▶ WHAT NEEDS TO BE DONE: All lines below containing the string "folder" are to be copied.
Start of INFORMATION
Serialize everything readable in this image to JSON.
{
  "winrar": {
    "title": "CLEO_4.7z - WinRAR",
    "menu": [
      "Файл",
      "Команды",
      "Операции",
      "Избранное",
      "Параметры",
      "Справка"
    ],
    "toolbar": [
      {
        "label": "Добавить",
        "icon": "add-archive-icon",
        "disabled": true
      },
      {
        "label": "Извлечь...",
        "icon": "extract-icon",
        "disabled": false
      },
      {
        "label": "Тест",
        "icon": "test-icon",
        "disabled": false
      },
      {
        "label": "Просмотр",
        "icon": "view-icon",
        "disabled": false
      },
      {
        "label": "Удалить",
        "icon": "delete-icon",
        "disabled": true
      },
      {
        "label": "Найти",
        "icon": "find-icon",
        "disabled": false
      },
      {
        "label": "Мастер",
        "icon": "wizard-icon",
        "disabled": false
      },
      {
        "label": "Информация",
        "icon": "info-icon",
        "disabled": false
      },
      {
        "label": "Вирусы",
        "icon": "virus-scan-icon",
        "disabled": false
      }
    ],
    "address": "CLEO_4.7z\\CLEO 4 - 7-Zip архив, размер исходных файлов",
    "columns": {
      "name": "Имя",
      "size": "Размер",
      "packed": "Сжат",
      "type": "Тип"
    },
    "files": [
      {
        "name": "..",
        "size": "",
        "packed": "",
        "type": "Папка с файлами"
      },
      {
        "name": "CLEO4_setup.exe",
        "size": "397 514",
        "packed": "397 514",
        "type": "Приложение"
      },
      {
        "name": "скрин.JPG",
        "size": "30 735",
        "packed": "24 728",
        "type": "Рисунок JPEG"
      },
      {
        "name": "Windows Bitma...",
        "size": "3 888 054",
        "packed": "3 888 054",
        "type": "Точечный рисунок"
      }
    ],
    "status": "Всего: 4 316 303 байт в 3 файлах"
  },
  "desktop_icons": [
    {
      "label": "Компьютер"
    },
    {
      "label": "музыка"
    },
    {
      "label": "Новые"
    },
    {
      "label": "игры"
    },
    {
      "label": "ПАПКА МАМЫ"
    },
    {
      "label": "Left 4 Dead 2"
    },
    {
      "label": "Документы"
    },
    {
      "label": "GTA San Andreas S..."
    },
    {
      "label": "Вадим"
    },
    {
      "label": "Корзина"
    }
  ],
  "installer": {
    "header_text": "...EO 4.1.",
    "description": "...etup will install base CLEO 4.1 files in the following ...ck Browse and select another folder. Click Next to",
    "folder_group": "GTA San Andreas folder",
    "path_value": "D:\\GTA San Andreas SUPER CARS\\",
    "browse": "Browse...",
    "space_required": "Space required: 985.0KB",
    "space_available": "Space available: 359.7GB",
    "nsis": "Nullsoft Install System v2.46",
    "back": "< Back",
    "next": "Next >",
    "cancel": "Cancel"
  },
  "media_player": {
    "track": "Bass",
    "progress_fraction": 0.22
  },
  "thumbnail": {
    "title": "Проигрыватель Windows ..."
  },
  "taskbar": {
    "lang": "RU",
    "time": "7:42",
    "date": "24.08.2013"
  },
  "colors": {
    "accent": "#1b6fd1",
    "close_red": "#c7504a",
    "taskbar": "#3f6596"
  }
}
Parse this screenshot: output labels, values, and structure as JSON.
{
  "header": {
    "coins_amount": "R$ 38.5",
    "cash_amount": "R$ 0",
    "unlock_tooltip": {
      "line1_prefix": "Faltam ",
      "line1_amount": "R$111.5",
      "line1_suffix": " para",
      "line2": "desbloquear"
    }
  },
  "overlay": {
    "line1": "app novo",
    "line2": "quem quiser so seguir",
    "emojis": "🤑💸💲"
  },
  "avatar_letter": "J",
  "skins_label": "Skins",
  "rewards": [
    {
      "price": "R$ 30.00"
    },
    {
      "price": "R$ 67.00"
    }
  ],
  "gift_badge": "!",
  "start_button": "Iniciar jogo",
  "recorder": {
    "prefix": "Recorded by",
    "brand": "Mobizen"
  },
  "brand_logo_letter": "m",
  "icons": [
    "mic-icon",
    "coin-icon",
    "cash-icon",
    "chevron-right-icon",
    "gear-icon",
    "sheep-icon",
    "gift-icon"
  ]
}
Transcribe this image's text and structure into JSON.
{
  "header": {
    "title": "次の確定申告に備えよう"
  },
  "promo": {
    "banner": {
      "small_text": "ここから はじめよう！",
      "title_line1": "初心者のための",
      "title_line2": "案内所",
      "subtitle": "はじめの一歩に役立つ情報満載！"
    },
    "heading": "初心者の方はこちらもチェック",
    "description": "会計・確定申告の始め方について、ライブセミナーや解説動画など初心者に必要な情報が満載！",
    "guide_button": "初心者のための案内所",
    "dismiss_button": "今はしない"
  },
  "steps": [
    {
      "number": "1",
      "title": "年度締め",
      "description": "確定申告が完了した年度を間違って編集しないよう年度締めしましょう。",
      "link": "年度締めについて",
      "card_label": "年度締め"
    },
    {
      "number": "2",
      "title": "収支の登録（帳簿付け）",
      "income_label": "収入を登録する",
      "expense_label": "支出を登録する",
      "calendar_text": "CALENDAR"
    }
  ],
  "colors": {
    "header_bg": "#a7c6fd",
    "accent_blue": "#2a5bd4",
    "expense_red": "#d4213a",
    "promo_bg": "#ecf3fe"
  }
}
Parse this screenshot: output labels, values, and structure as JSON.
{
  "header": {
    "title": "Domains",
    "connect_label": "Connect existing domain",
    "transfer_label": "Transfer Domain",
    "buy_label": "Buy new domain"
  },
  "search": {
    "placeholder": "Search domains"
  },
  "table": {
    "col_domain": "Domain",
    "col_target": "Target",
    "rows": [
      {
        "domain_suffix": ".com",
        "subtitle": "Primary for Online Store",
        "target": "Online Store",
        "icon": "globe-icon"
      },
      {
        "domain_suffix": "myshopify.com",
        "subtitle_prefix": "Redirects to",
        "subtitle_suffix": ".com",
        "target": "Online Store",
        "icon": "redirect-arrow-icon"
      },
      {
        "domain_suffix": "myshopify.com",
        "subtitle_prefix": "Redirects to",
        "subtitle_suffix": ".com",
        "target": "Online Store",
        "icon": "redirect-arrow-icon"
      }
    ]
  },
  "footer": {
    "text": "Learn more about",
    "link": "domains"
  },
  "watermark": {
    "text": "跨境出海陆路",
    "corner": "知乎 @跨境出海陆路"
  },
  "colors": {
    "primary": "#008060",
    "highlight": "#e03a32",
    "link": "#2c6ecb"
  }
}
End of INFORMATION
▶ ANSWER SPACE:
    "description": "...etup will install base CLEO 4.1 files in the following ...ck Browse and select another folder. Click Next to",
    "folder_group": "GTA San Andreas folder",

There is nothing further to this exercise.